ACPS Student Bee’s Knees at Historic National Spelling Contest

Alexandria had its first participant in the Scripps National Spelling Bee this past week.

Matthew Maury Elementary School fourth grader Olivia Coleman participated in the 92nd annual contest, making it through to round 2.

Bee Week 2019 was one for the record books. Finalists battled it out in 20 nail-biting rounds broadcast live on ESPN Thursday evening. Unable to trip the final eight spellers, organizers announced an eight-way tie as they had run out of challenging words. Each winner went home with a $50,000 prize.

Five hundred sixty two spellers ranging from age 7-15 (grades 1-8) from all 50 states swarmed the Gaylord National Resort and Convention Center in National Harbor in Maryland during the week.

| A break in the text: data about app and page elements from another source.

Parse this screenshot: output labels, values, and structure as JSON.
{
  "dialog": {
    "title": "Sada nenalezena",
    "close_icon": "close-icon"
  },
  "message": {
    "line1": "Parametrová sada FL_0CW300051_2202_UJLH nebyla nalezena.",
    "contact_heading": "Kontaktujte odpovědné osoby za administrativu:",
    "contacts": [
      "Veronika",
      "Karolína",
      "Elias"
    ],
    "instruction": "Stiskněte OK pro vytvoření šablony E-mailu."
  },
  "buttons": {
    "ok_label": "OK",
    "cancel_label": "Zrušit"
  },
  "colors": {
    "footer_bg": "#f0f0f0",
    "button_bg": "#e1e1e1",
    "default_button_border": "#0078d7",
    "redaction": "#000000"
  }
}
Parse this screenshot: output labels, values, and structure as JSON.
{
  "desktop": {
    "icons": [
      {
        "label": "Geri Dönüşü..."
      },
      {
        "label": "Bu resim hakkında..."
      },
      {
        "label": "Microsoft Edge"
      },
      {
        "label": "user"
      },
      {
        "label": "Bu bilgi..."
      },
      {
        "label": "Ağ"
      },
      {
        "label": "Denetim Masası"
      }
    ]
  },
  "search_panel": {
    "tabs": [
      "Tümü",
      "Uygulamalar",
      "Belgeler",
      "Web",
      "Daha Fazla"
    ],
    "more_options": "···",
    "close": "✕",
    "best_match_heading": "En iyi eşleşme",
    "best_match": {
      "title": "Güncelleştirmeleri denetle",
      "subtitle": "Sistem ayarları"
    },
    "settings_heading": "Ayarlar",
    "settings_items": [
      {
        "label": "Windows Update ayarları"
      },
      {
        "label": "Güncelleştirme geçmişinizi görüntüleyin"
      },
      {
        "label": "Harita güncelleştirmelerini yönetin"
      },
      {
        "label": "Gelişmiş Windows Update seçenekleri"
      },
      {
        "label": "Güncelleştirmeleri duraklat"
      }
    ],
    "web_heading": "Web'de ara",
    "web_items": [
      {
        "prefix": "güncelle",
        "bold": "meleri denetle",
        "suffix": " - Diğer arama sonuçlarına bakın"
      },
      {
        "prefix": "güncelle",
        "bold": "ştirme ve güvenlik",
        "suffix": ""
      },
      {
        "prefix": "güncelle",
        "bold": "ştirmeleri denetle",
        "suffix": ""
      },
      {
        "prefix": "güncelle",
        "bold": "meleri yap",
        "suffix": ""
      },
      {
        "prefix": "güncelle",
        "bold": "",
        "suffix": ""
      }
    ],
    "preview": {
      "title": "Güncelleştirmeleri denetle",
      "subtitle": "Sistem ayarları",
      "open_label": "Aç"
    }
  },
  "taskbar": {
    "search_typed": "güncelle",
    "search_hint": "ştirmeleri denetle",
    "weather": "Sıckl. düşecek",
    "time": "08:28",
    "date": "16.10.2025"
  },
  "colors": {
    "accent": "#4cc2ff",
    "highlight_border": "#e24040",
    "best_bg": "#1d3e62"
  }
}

Olivia Coleman at the National Spelling Bee

(Mark Bowen/Scripps National Spelling Bee)

Although Olivia didn’t make it to the finals, she survived the first round, spelling “histrionics” only to get stung in the second round with “vermilion.”

How does one prepare to spell every word in a dictionary? Olivia attributes her talent to her love for reading.

olivia coleman at national spelling bee

Olivia studies with some help from her dad, Brian Coleman.

I go to Portuguese school on Saturdays and after class, my daddy takes my sister and me to a bookstore and we always find new books to read. So reading is a good way to prepare,” Olivia said.   

But running across words like omphalopsychite and auftaktigkeit — words that appeared in the bee finals — really don’t appear in your everyday books. How did Olivia focus on those tough ones?

I used the study material provided and I used different websites and apps. I studied a lot by myself and with my daddy. I practiced until I got the words right,” Olivia said.

Spelling obscure words is hard enough, but spelling in front of crowd, in front of peers, judges and parents is a lot of pressure.

I was nervous about getting my word wrong but I was also excited because if I got my word right, I could get farther. When Dr. Bailly would say a word, I would try to spell in my head, too, to see if I could get it right,” she said.

Mom and dad, Cinitia and Brian Coleman, were bursting with pride but nervous while watching their daughter up on stage.

Olivia at the big event with some bee friends.

The competition was well run, they created a nice environment for the kids, but it was still stressful. Having your child competing at a national level for the first time, acknowledging she was nervous, along with the pressure, the
lights, the bell!” Cinitia said.

Maury spelling champion, Olivia Coleman.

To get to the National Spelling Bee was a long road. Olivia participated in Maury’s first spelling bee and won. She then moved on through to a city spelling bee, winning for all fourth graders and then went on to compete at regionals. Although she didn’t win, she was able to RSVBee and landed a spot in the National Spelling Bee.

I made some new friends from different places. It was a great experience for me.”

Olivia has dual citizenship with Brazil and speaks fluent Portuguese. Maybe knowing a second language at a young age has something to do with getting her knack for spelling. Some of the spellers have made second appearances at the annual competition, with two coming back for their fifth try. Maybe we will see Olivia up there again next year!

Congratulations on your making it to your first National Spelling Bee, Olivia! Well done!

Olivia gets a hug from her Aunt Cristina after the competition. (Mark Bowen/Scripps National Spelling Bee)

ACPS, Awards, Brooks, Highlights 2018-19